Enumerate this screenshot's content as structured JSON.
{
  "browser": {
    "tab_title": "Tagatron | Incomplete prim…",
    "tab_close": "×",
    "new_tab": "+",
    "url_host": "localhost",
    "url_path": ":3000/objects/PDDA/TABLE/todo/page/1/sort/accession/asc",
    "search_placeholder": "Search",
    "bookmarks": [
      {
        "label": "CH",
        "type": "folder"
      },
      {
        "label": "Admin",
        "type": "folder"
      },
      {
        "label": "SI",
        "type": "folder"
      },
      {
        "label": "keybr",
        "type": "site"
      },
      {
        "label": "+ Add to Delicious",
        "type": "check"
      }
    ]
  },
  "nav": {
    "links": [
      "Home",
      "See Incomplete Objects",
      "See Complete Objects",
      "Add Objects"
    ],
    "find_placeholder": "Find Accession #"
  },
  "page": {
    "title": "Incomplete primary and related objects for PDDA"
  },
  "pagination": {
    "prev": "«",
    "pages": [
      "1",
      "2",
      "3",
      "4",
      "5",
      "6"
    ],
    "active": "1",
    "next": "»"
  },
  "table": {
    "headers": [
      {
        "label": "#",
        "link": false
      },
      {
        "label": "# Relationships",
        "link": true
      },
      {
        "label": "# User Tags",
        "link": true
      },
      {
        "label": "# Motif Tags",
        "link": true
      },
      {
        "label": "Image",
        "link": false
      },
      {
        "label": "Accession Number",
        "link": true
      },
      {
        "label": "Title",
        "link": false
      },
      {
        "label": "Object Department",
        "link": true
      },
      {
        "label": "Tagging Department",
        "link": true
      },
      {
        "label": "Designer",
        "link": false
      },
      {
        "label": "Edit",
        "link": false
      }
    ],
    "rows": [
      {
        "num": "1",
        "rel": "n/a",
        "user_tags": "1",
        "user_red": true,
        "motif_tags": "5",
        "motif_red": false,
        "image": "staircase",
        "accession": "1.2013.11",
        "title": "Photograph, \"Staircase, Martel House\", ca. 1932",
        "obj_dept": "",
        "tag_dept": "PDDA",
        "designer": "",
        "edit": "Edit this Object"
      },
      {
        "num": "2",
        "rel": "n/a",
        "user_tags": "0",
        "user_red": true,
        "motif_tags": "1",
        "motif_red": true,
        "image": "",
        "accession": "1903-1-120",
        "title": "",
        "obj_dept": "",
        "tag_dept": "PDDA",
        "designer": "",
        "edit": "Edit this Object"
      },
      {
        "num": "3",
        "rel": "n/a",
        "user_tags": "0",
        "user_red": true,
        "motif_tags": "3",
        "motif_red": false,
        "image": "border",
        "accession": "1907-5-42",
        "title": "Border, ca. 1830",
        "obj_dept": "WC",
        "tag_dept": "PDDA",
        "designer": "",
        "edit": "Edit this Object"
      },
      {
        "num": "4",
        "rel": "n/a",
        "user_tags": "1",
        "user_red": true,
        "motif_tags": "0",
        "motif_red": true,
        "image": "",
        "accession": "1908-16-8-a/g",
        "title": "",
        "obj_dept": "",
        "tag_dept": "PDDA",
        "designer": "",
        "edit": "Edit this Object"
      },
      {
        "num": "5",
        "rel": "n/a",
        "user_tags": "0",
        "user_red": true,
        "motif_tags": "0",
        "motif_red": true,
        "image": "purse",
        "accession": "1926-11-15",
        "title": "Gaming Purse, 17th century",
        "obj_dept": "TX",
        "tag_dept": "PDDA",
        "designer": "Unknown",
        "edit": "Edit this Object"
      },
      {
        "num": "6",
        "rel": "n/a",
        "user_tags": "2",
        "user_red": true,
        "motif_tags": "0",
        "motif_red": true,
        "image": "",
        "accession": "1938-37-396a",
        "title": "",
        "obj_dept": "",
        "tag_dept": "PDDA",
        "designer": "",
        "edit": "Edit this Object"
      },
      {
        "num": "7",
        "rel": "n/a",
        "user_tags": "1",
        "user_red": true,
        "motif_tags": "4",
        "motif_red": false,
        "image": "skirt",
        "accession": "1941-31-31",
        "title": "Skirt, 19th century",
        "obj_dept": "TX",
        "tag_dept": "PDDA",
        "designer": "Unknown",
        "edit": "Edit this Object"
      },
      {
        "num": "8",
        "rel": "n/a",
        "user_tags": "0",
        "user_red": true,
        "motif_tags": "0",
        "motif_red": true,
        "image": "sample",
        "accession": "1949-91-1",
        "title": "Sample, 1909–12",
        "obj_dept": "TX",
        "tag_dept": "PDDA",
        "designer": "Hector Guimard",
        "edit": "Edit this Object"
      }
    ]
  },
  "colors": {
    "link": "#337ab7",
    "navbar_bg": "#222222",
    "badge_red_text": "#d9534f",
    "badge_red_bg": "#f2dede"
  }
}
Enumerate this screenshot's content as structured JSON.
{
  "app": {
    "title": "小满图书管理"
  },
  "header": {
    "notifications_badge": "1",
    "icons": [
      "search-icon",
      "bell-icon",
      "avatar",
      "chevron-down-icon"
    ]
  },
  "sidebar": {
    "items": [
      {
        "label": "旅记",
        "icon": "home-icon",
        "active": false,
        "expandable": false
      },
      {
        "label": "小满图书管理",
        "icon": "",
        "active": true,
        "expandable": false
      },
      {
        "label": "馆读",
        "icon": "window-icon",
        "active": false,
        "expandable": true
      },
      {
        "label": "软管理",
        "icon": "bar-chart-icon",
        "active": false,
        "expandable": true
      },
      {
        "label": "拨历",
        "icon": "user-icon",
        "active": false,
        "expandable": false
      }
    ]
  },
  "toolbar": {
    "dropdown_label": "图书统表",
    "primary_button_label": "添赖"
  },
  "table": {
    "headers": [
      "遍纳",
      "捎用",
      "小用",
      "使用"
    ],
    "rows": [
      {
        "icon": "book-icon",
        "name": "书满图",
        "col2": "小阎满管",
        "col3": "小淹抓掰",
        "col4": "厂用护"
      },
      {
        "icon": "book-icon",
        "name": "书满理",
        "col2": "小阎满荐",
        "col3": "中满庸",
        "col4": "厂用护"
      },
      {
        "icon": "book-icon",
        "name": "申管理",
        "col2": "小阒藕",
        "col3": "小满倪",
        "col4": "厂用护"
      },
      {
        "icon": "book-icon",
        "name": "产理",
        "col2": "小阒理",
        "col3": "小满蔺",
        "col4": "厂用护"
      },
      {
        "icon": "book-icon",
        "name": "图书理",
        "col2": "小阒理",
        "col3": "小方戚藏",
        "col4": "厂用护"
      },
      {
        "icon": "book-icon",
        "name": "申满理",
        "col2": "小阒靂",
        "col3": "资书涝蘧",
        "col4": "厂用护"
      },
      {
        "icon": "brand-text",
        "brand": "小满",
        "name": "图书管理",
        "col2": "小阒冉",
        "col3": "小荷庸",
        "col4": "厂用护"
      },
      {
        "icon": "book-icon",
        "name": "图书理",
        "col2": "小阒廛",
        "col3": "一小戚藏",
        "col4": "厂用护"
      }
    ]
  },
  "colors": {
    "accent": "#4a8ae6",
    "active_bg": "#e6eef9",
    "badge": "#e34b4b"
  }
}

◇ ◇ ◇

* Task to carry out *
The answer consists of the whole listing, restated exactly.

* Response to the exercise *
Enumerate this screenshot's content as structured JSON.
{
  "browser": {
    "tab_title": "Tagatron | Incomplete prim…",
    "tab_close": "×",
    "new_tab": "+",
    "url_host": "localhost",
    "url_path": ":3000/objects/PDDA/TABLE/todo/page/1/sort/accession/asc",
    "search_placeholder": "Search",
    "bookmarks": [
      {
        "label": "CH",
        "type": "folder"
      },
      {
        "label": "Admin",
        "type": "folder"
      },
      {
        "label": "SI",
        "type": "folder"
      },
      {
        "label": "keybr",
        "type": "site"
      },
      {
        "label": "+ Add to Delicious",
        "type": "check"
      }
    ]
  },
  "nav": {
    "links": [
      "Home",
      "See Incomplete Objects",
      "See Complete Objects",
      "Add Objects"
    ],
    "find_placeholder": "Find Accession #"
  },
  "page": {
    "title": "Incomplete primary and related objects for PDDA"
  },
  "pagination": {
    "prev": "«",
    "pages": [
      "1",
      "2",
      "3",
      "4",
      "5",
      "6"
    ],
    "active": "1",
    "next": "»"
  },
  "table": {
    "headers": [
      {
        "label": "#",
        "link": false
      },
      {
        "label": "# Relationships",
        "link": true
      },
      {
        "label": "# User Tags",
        "link": true
      },
      {
        "label": "# Motif Tags",
        "link": true
      },
      {
        "label": "Image",
        "link": false
      },
      {
        "label": "Accession Number",
        "link": true
      },
      {
        "label": "Title",
        "link": false
      },
      {
        "label": "Object Department",
        "link": true
      },
      {
        "label": "Tagging Department",
        "link": true
      },
      {
        "label": "Designer",
        "link": false
      },
      {
        "label": "Edit",
        "link": false
      }
    ],
    "rows": [
      {
        "num": "1",
        "rel": "n/a",
        "user_tags": "1",
        "user_red": true,
        "motif_tags": "5",
        "motif_red": false,
        "image": "staircase",
        "accession": "1.2013.11",
        "title": "Photograph, \"Staircase, Martel House\", ca. 1932",
        "obj_dept": "",
        "tag_dept": "PDDA",
        "designer": "",
        "edit": "Edit this Object"
      },
      {
        "num": "2",
        "rel": "n/a",
        "user_tags": "0",
        "user_red": true,
        "motif_tags": "1",
        "motif_red": true,
        "image": "",
        "accession": "1903-1-120",
        "title": "",
        "obj_dept": "",
        "tag_dept": "PDDA",
        "designer": "",
        "edit": "Edit this Object"
      },
      {
        "num": "3",
        "rel": "n/a",
        "user_tags": "0",
        "user_red": true,
        "motif_tags": "3",
        "motif_red": false,
        "image": "border",
        "accession": "1907-5-42",
        "title": "Border, ca. 1830",
        "obj_dept": "WC",
        "tag_dept": "PDDA",
        "designer": "",
        "edit": "Edit this Object"
      },
      {
        "num": "4",
        "rel": "n/a",
        "user_tags": "1",
        "user_red": true,
        "motif_tags": "0",
        "motif_red": true,
        "image": "",
        "accession": "1908-16-8-a/g",
        "title": "",
        "obj_dept": "",
        "tag_dept": "PDDA",
        "designer": "",
        "edit": "Edit this Object"
      },
      {
        "num": "5",
        "rel": "n/a",
        "user_tags": "0",
        "user_red": true,
        "motif_tags": "0",
        "motif_red": true,
        "image": "purse",
        "accession": "1926-11-15",
        "title": "Gaming Purse, 17th century",
        "obj_dept": "TX",
        "tag_dept": "PDDA",
        "designer": "Unknown",
        "edit": "Edit this Object"
      },
      {
        "num": "6",
        "rel": "n/a",
        "user_tags": "2",
        "user_red": true,
        "motif_tags": "0",
        "motif_red": true,
        "image": "",
        "accession": "1938-37-396a",
        "title": "",
        "obj_dept": "",
        "tag_dept": "PDDA",
        "designer": "",
        "edit": "Edit this Object"
      },
      {
        "num": "7",
        "rel": "n/a",
        "user_tags": "1",
        "user_red": true,
        "motif_tags": "4",
        "motif_red": false,
        "image": "skirt",
        "accession": "1941-31-31",
        "title": "Skirt, 19th century",
        "obj_dept": "TX",
        "tag_dept": "PDDA",
        "designer": "Unknown",
        "edit": "Edit this Object"
      },
      {
        "num": "8",
        "rel": "n/a",
        "user_tags": "0",
        "user_red": true,
        "motif_tags": "0",
        "motif_red": true,
        "image": "sample",
        "accession": "1949-91-1",
        "title": "Sample, 1909–12",
        "obj_dept": "TX",
        "tag_dept": "PDDA",
        "designer": "Hector Guimard",
        "edit": "Edit this Object"
      }
    ]
  },
  "colors": {
    "link": "#337ab7",
    "navbar_bg": "#222222",
    "badge_red_text": "#d9534f",
    "badge_red_bg": "#f2dede"
  }
}
Enumerate this screenshot's content as structured JSON.
{
  "app": {
    "title": "小满图书管理"
  },
  "header": {
    "notifications_badge": "1",
    "icons": [
      "search-icon",
      "bell-icon",
      "avatar",
      "chevron-down-icon"
    ]
  },
  "sidebar": {
    "items": [
      {
        "label": "旅记",
        "icon": "home-icon",
        "active": false,
        "expandable": false
      },
      {
        "label": "小满图书管理",
        "icon": "",
        "active": true,
        "expandable": false
      },
      {
        "label": "馆读",
        "icon": "window-icon",
        "active": false,
        "expandable": true
      },
      {
        "label": "软管理",
        "icon": "bar-chart-icon",
        "active": false,
        "expandable": true
      },
      {
        "label": "拨历",
        "icon": "user-icon",
        "active": false,
        "expandable": false
      }
    ]
  },
  "toolbar": {
    "dropdown_label": "图书统表",
    "primary_button_label": "添赖"
  },
  "table": {
    "headers": [
      "遍纳",
      "捎用",
      "小用",
      "使用"
    ],
    "rows": [
      {
        "icon": "book-icon",
        "name": "书满图",
        "col2": "小阎满管",
        "col3": "小淹抓掰",
        "col4": "厂用护"
      },
      {
        "icon": "book-icon",
        "name": "书满理",
        "col2": "小阎满荐",
        "col3": "中满庸",
        "col4": "厂用护"
      },
      {
        "icon": "book-icon",
        "name": "申管理",
        "col2": "小阒藕",
        "col3": "小满倪",
        "col4": "厂用护"
      },
      {
        "icon": "book-icon",
        "name": "产理",
        "col2": "小阒理",
        "col3": "小满蔺",
        "col4": "厂用护"
      },
      {
        "icon": "book-icon",
        "name": "图书理",
        "col2": "小阒理",
        "col3": "小方戚藏",
        "col4": "厂用护"
      },
      {
        "icon": "book-icon",
        "name": "申满理",
        "col2": "小阒靂",
        "col3": "资书涝蘧",
        "col4": "厂用护"
      },
      {
        "icon": "brand-text",
        "brand": "小满",
        "name": "图书管理",
        "col2": "小阒冉",
        "col3": "小荷庸",
        "col4": "厂用护"
      },
      {
        "icon": "book-icon",
        "name": "图书理",
        "col2": "小阒廛",
        "col3": "一小戚藏",
        "col4": "厂用护"
      }
    ]
  },
  "colors": {
    "accent": "#4a8ae6",
    "active_bg": "#e6eef9",
    "badge": "#e34b4b"
  }
}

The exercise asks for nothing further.